Saturday, April 13, 2013

Fifty shades of cheap: the unlikely link between porn and online education

According to a recent survey, approximately two-thirds (64%) of adults with internet access view porn sometime each year.

Two-thirds of those only visit free porn sites, and not quite a third prefer to view their porn on DVDs.

Less than only about 6% of the people who view porn do so through pay websites.

This is responsible, the porn industry says, for a drop in revenues from a peak $13-14 billion in 2006 to just $5 billion last year.

"You just can't compete with free," says one industry analyst.  [I always wondered which courses I should have taken in college to become a porn industry analyst.]

This is one of the unanticipated social (and economic) changes wrought by the internet in a perilously short time:  universal social media and broadband capacity unravels certain profitable bottlenecks of information.

The porn industry is effectively being crowd-sourced.

This is also about to happen to higher education.  Strike that:  this is already starting to happen to higher education.

With the average debt for completing a bachelor's degree hitting six figures, a radical approach to learning that values what you learn over where you learn it or what credential you receive is starting to rear its head not only in competition with brick-and-mortar institutions, but also in direct competition with the University of Phoenix paid online model.

Free universities are beginning to proliferate like free porn sites.

Yep, I went there:  compared online higher education with online pornography.

But the comparison is becoming more compelling by the day.  Smaller universities are discovering that--despite the hype--they cannot turn online learning into a major profit center, and have instead paid a great deal of money to create a technical infrastructure that merely allows their own students to avoid attending early morning classes.  For all but a few universities, online learning is an expensive dead end--they just don't know it yet.

Within thirty years (possibly much sooner), I would guess that as many as half (possibly many more) brick-and-mortar universities in this country will be out of business, and the way we measure competence in most fields will have so radically changed that a college degree or even a doctorate won't have anything close to the cachet it enjoys today.

While education is generally seen as pushing toward the future, educational institutions have always been conservative and oriented toward past traditions rather than future trends.  I have seen this time after time as I have worked on committees at institutions or among national organizations where the people in charge are simply incapable of even imagining massive change in their industry.

They are, in effect, producing the buggy whips to fight the last war.

[Eventually this will all trickle down to public education, but that's so much of a profit and authority center for the Powers That Be that it will be much more strenuously defended than universities.]

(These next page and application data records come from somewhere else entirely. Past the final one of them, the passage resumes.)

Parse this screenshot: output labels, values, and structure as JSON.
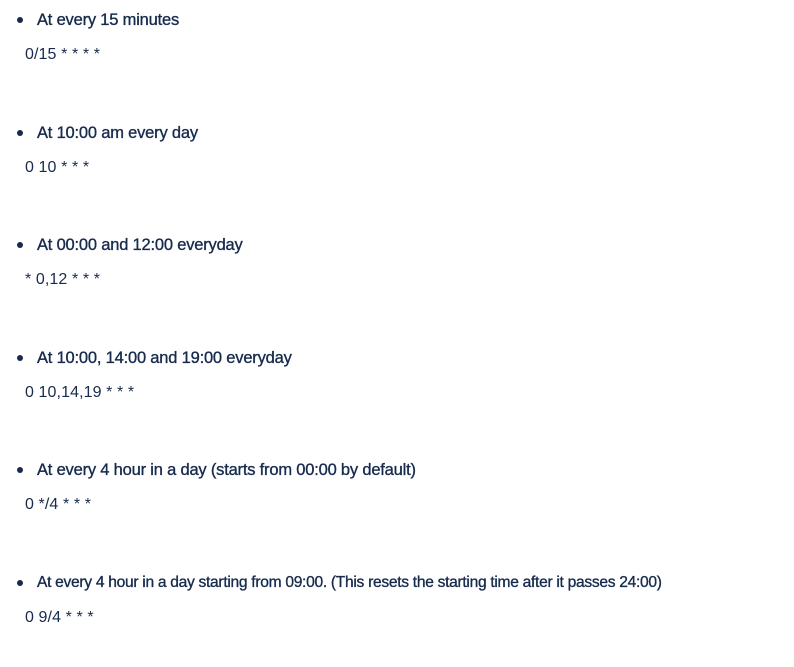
{
  "items": [
    {
      "title": "At every 15 minutes",
      "cron": "0/15 * * * *"
    },
    {
      "title": "At 10:00 am every day",
      "cron": "0 10 * * *"
    },
    {
      "title": "At 00:00 and 12:00 everyday",
      "cron": "* 0,12 * * *"
    },
    {
      "title": "At 10:00, 14:00 and 19:00 everyday",
      "cron": "0 10,14,19 * * *"
    },
    {
      "title": "At every 4 hour in a day (starts from 00:00 by default)",
      "cron": "0 */4 * * *"
    },
    {
      "title": "At every 4 hour in a day starting from 09:00. (This resets the starting time after it passes 24:00)",
      "cron": "0 9/4 * * *"
    }
  ]
}
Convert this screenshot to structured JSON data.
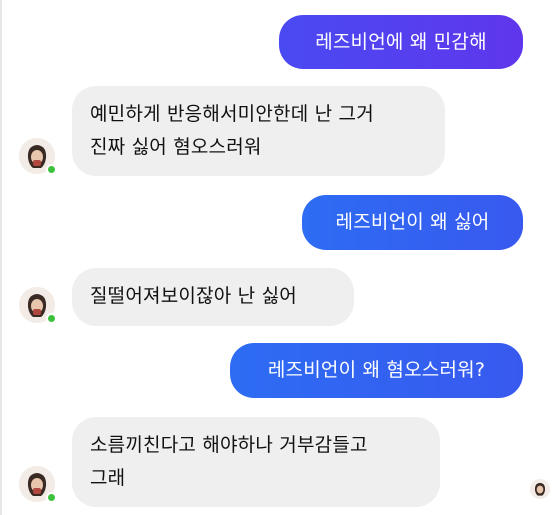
{
  "messages": [
    {
      "direction": "sent",
      "text": "레즈비언에 왜 민감해"
    },
    {
      "direction": "received",
      "lines": [
        "예민하게 반응해서미안한데 난 그거",
        "진짜 싫어 혐오스러워"
      ]
    },
    {
      "direction": "sent",
      "text": "레즈비언이 왜 싫어"
    },
    {
      "direction": "received",
      "lines": [
        "질떨어져보이잖아 난 싫어"
      ]
    },
    {
      "direction": "sent",
      "text": "레즈비언이 왜 혐오스러워?"
    },
    {
      "direction": "received",
      "lines": [
        "소름끼친다고 해야하나 거부감들고",
        "그래"
      ]
    }
  ],
  "contact": {
    "online": true,
    "avatar_icon": "profile-photo-avatar"
  },
  "colors": {
    "sent_purple": "#5a3cee",
    "sent_blue": "#3163f1",
    "received_bg": "#efefef",
    "online": "#3cc13b"
  }
}
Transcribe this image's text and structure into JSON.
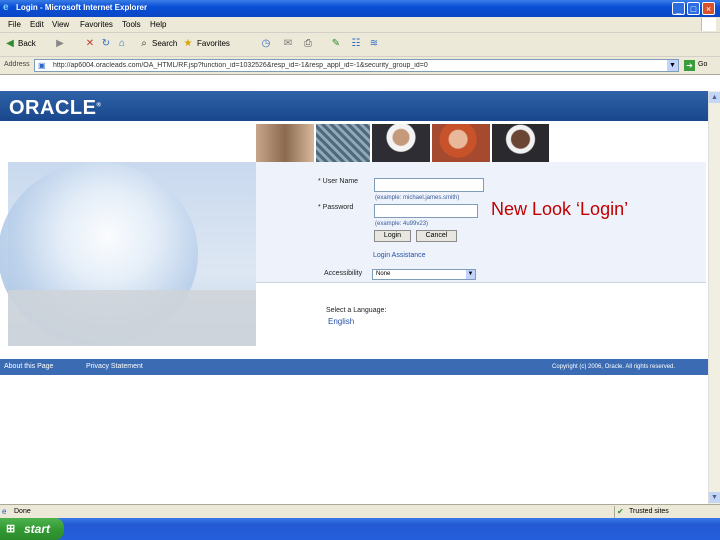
{
  "window": {
    "title": "Login - Microsoft Internet Explorer"
  },
  "menu": [
    "File",
    "Edit",
    "View",
    "Favorites",
    "Tools",
    "Help"
  ],
  "toolbar": {
    "back": "Back",
    "search": "Search",
    "favorites": "Favorites"
  },
  "address": {
    "label": "Address",
    "url": "http://ap6004.oracleads.com/OA_HTML/RF.jsp?function_id=1032526&resp_id=-1&resp_appl_id=-1&security_group_id=0",
    "go": "Go"
  },
  "oracle": {
    "logo": "ORACLE",
    "tm": "®"
  },
  "login": {
    "username_label": "* User Name",
    "username_value": "",
    "username_hint": "(example: michael.james.smith)",
    "password_label": "* Password",
    "password_value": "",
    "password_hint": "(example: 4u99v23)",
    "login_button": "Login",
    "cancel_button": "Cancel",
    "assistance_link": "Login Assistance",
    "accessibility_label": "Accessibility",
    "accessibility_value": "None"
  },
  "annotation": "New Look ‘Login’",
  "language": {
    "label": "Select a Language:",
    "english": "English"
  },
  "footer": {
    "about": "About this Page",
    "privacy": "Privacy Statement",
    "copyright": "Copyright (c) 2006, Oracle. All rights reserved."
  },
  "status": {
    "done": "Done",
    "zone": "Trusted sites"
  },
  "taskbar": {
    "start": "start"
  },
  "colors": {
    "oracle_blue": "#19478d",
    "annotation_red": "#c00000",
    "taskbar_blue": "#245edb",
    "start_green": "#339a33"
  }
}
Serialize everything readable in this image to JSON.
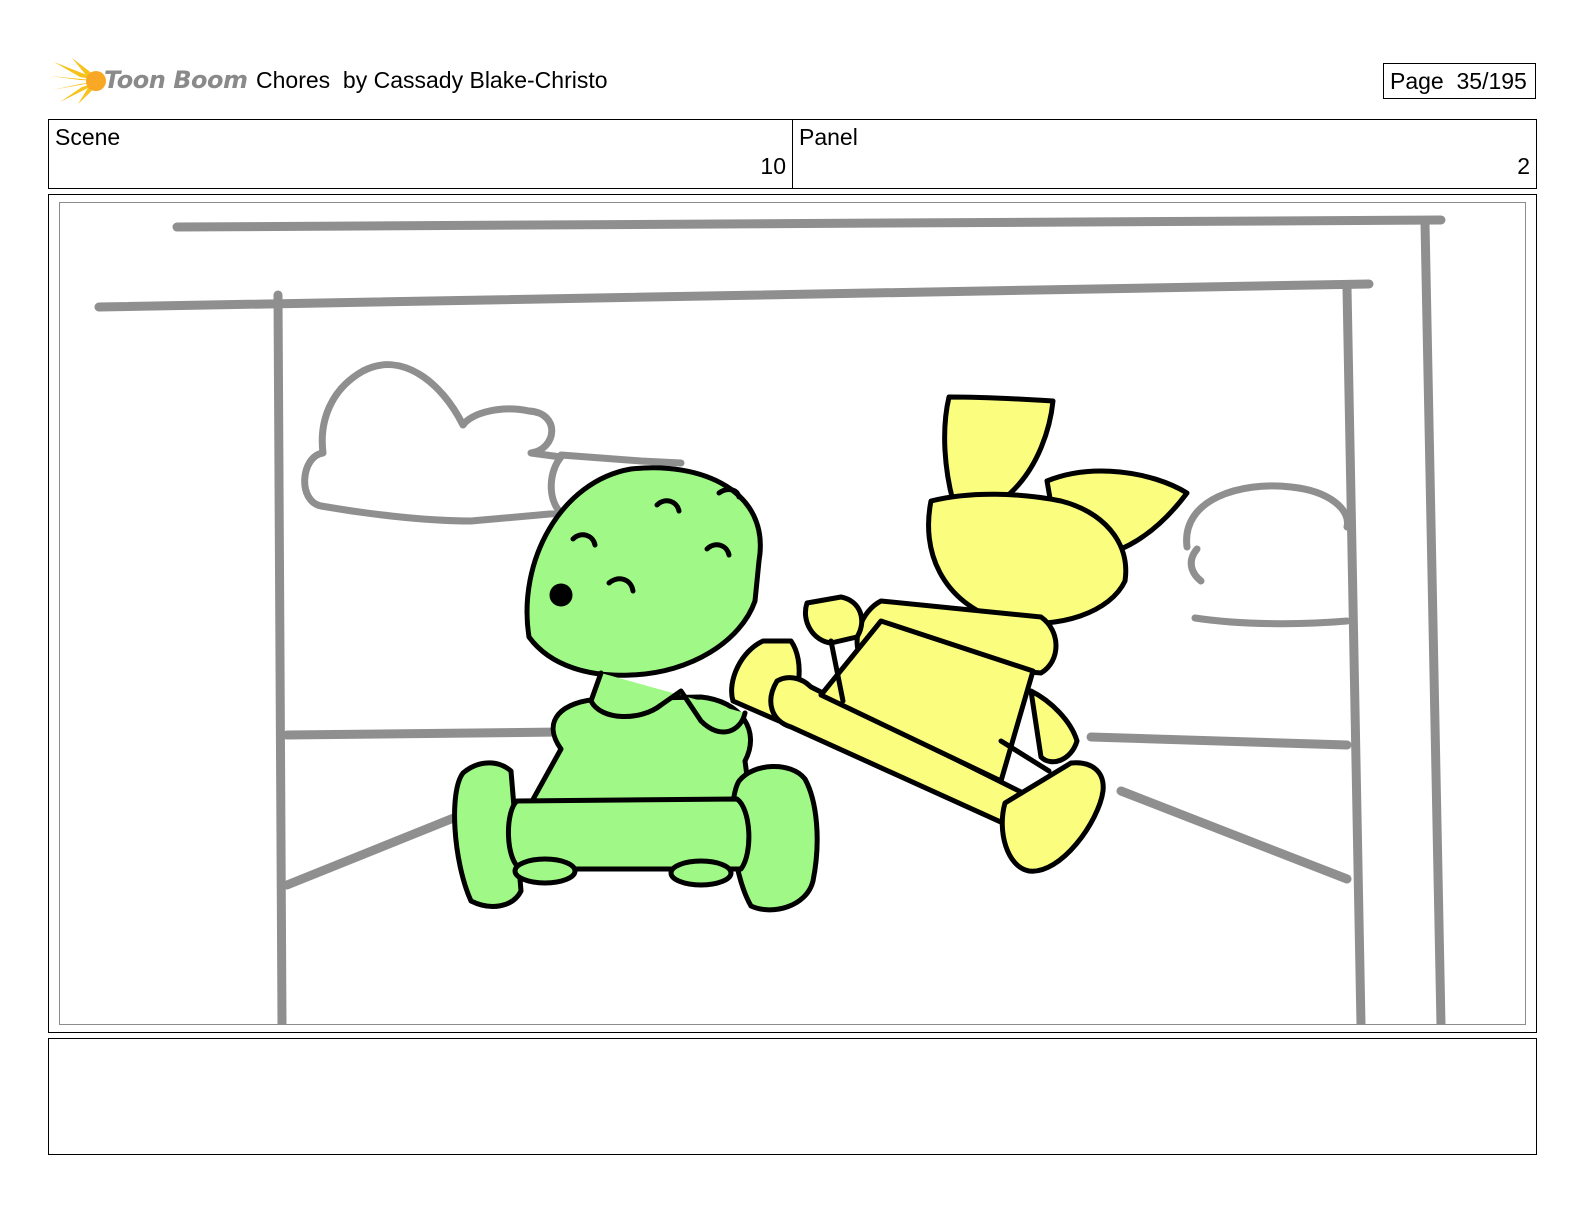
{
  "header": {
    "logo_text": "Toon Boom",
    "title": "Chores  by Cassady Blake-Christo",
    "page_label": "Page  35/195"
  },
  "info": {
    "scene_label": "Scene",
    "scene_value": "10",
    "panel_label": "Panel",
    "panel_value": "2"
  },
  "notes": {
    "text": ""
  },
  "colors": {
    "green_fill": "#a0f986",
    "yellow_fill": "#fafd7e",
    "sketch_gray": "#8f8f8f",
    "logo_sun": "#f7c21a"
  }
}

Think of a world wherein the SAT [Scholastic Aptitude Test] is replaced by employers using a new SAT [Scholastic Achievement Test] wherein you can challenge the actual requirements for a job rather than having to certify how you got the knowledge.  We are already half-way there:  to teach in almost any state it is not good enough to acquire a BA in Education--you have to pass the Praxis II.  For Nursing you have to pass National Boards.  How long until you can simply pay your money and take a comprehensive examination and receive your entree into the field of your choice, with or without a piece of sheepskin?

Good professors will thrive in this environment because students will seek them out whether they have institutional affiliations or not.

Ironically, it will take longer to transit to a much flatter hierarchy of higher education than it did to transit to a flatter hierarchy of porn only because there are fewer government research grants distorting the porn market than distorting the education market.

But eventually we will discover that the higher education bubble (followed by the public education bubble) is in fact as unsustainable as the defense budget or the notion of paying to watch Jenna Jameson take it up the ...


Anonymous said...


Delaware Watch said...

I know people who have, on their own, studied the law (including computers ase law) and court procedures to such an extent that they could almost certainly pass the DE bar exam. Why shouldn't they get the opportunity. Many years ago when I lived in NY it was discovered that a local surgeon, who had practiced surgery for years, had fraudulently claimed he had attended medical school. By all accounts, he was an excellent surgeon. I frankly hope that higher education is reconceived in ways that are less expensive, more democratic, and more amenable to students' lives and schedules. The entire system is worth questioning.

Anonymous said...

Thanks for comparing online higher education with online pornography. As I agree with your article, I cannot wait for the day that the education system is flipped on it's head. The last of these liberty-limiting monetary bubbles will pop and humanity will move towards a resource based economy.